Your assignment » Set down each entry exactly as given; pictures should not appear in the copy.
════
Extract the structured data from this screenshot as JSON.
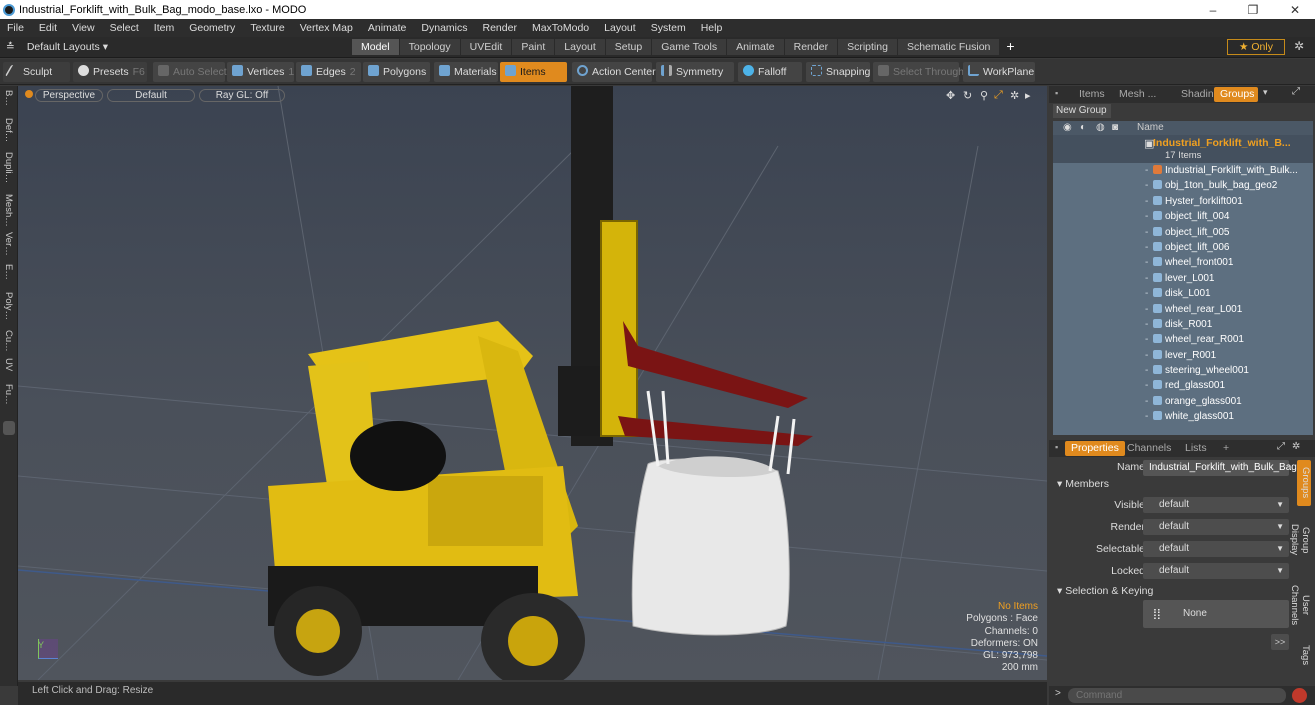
{
  "window": {
    "title": "Industrial_Forklift_with_Bulk_Bag_modo_base.lxo - MODO",
    "minimize": "–",
    "maximize": "❐",
    "close": "✕"
  },
  "menu": [
    "File",
    "Edit",
    "View",
    "Select",
    "Item",
    "Geometry",
    "Texture",
    "Vertex Map",
    "Animate",
    "Dynamics",
    "Render",
    "MaxToModo",
    "Layout",
    "System",
    "Help"
  ],
  "layoutbar": {
    "layouts": "Default Layouts ▾",
    "tabs": [
      "Model",
      "Topology",
      "UVEdit",
      "Paint",
      "Layout",
      "Setup",
      "Game Tools",
      "Animate",
      "Render",
      "Scripting",
      "Schematic Fusion"
    ],
    "active_tab": "Model",
    "plus": "+",
    "only": "★ Only",
    "gear": "✲"
  },
  "toolbar": {
    "sculpt": "Sculpt",
    "presets": "Presets",
    "presets_key": "F6",
    "auto_select": "Auto Select",
    "vertices": "Vertices",
    "vertices_count": "1",
    "edges": "Edges",
    "edges_count": "2",
    "polygons": "Polygons",
    "materials": "Materials",
    "items": "Items",
    "action_center": "Action Center",
    "symmetry": "Symmetry",
    "falloff": "Falloff",
    "snapping": "Snapping",
    "select_through": "Select Through",
    "workplane": "WorkPlane"
  },
  "left_strip": [
    "B…",
    "Def…",
    "Dupli…",
    "Mesh…",
    "Ver…",
    "E…",
    "Poly…",
    "Cu…",
    "UV",
    "Fu…"
  ],
  "viewport": {
    "view": "Perspective",
    "shading": "Default",
    "raygl": "Ray GL: Off",
    "axis_label": "Y",
    "info": {
      "items": "No Items",
      "polygons": "Polygons : Face",
      "channels": "Channels: 0",
      "deformers": "Deformers: ON",
      "gl": "GL: 973,798",
      "scale": "200 mm"
    }
  },
  "status": "Left Click and Drag:  Resize",
  "right_panel": {
    "tabs": [
      "Items",
      "Mesh ...",
      "Shading",
      "Groups"
    ],
    "active_tab": "Groups",
    "new_group": "New Group",
    "column_name": "Name",
    "group": {
      "name": "Industrial_Forklift_with_B...",
      "count": "17 Items"
    },
    "items": [
      "Industrial_Forklift_with_Bulk...",
      "obj_1ton_bulk_bag_geo2",
      "Hyster_forklift001",
      "object_lift_004",
      "object_lift_005",
      "object_lift_006",
      "wheel_front001",
      "lever_L001",
      "disk_L001",
      "wheel_rear_L001",
      "disk_R001",
      "wheel_rear_R001",
      "lever_R001",
      "steering_wheel001",
      "red_glass001",
      "orange_glass001",
      "white_glass001"
    ],
    "props_tabs": [
      "Properties",
      "Channels",
      "Lists",
      "+"
    ],
    "props_active": "Properties",
    "name_label": "Name",
    "name_value": "Industrial_Forklift_with_Bulk_Bag",
    "members_section": "Members",
    "visible_label": "Visible",
    "visible_value": "default",
    "render_label": "Render",
    "render_value": "default",
    "selectable_label": "Selectable",
    "selectable_value": "default",
    "locked_label": "Locked",
    "locked_value": "default",
    "sel_key_section": "Selection & Keying",
    "sel_key_value": "None",
    "side_tabs": [
      "Groups",
      "Group Display",
      "User Channels",
      "Tags"
    ],
    "expand": ">>",
    "command_placeholder": "Command"
  }
}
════
Answer to this task »
Extract the structured data from this screenshot as JSON.
{
  "window": {
    "title": "Industrial_Forklift_with_Bulk_Bag_modo_base.lxo - MODO",
    "minimize": "–",
    "maximize": "❐",
    "close": "✕"
  },
  "menu": [
    "File",
    "Edit",
    "View",
    "Select",
    "Item",
    "Geometry",
    "Texture",
    "Vertex Map",
    "Animate",
    "Dynamics",
    "Render",
    "MaxToModo",
    "Layout",
    "System",
    "Help"
  ],
  "layoutbar": {
    "layouts": "Default Layouts ▾",
    "tabs": [
      "Model",
      "Topology",
      "UVEdit",
      "Paint",
      "Layout",
      "Setup",
      "Game Tools",
      "Animate",
      "Render",
      "Scripting",
      "Schematic Fusion"
    ],
    "active_tab": "Model",
    "plus": "+",
    "only": "★ Only",
    "gear": "✲"
  },
  "toolbar": {
    "sculpt": "Sculpt",
    "presets": "Presets",
    "presets_key": "F6",
    "auto_select": "Auto Select",
    "vertices": "Vertices",
    "vertices_count": "1",
    "edges": "Edges",
    "edges_count": "2",
    "polygons": "Polygons",
    "materials": "Materials",
    "items": "Items",
    "action_center": "Action Center",
    "symmetry": "Symmetry",
    "falloff": "Falloff",
    "snapping": "Snapping",
    "select_through": "Select Through",
    "workplane": "WorkPlane"
  },
  "left_strip": [
    "B…",
    "Def…",
    "Dupli…",
    "Mesh…",
    "Ver…",
    "E…",
    "Poly…",
    "Cu…",
    "UV",
    "Fu…"
  ],
  "viewport": {
    "view": "Perspective",
    "shading": "Default",
    "raygl": "Ray GL: Off",
    "axis_label": "Y",
    "info": {
      "items": "No Items",
      "polygons": "Polygons : Face",
      "channels": "Channels: 0",
      "deformers": "Deformers: ON",
      "gl": "GL: 973,798",
      "scale": "200 mm"
    }
  },
  "status": "Left Click and Drag:  Resize",
  "right_panel": {
    "tabs": [
      "Items",
      "Mesh ...",
      "Shading",
      "Groups"
    ],
    "active_tab": "Groups",
    "new_group": "New Group",
    "column_name": "Name",
    "group": {
      "name": "Industrial_Forklift_with_B...",
      "count": "17 Items"
    },
    "items": [
      "Industrial_Forklift_with_Bulk...",
      "obj_1ton_bulk_bag_geo2",
      "Hyster_forklift001",
      "object_lift_004",
      "object_lift_005",
      "object_lift_006",
      "wheel_front001",
      "lever_L001",
      "disk_L001",
      "wheel_rear_L001",
      "disk_R001",
      "wheel_rear_R001",
      "lever_R001",
      "steering_wheel001",
      "red_glass001",
      "orange_glass001",
      "white_glass001"
    ],
    "props_tabs": [
      "Properties",
      "Channels",
      "Lists",
      "+"
    ],
    "props_active": "Properties",
    "name_label": "Name",
    "name_value": "Industrial_Forklift_with_Bulk_Bag",
    "members_section": "Members",
    "visible_label": "Visible",
    "visible_value": "default",
    "render_label": "Render",
    "render_value": "default",
    "selectable_label": "Selectable",
    "selectable_value": "default",
    "locked_label": "Locked",
    "locked_value": "default",
    "sel_key_section": "Selection & Keying",
    "sel_key_value": "None",
    "side_tabs": [
      "Groups",
      "Group Display",
      "User Channels",
      "Tags"
    ],
    "expand": ">>",
    "command_placeholder": "Command"
  }
}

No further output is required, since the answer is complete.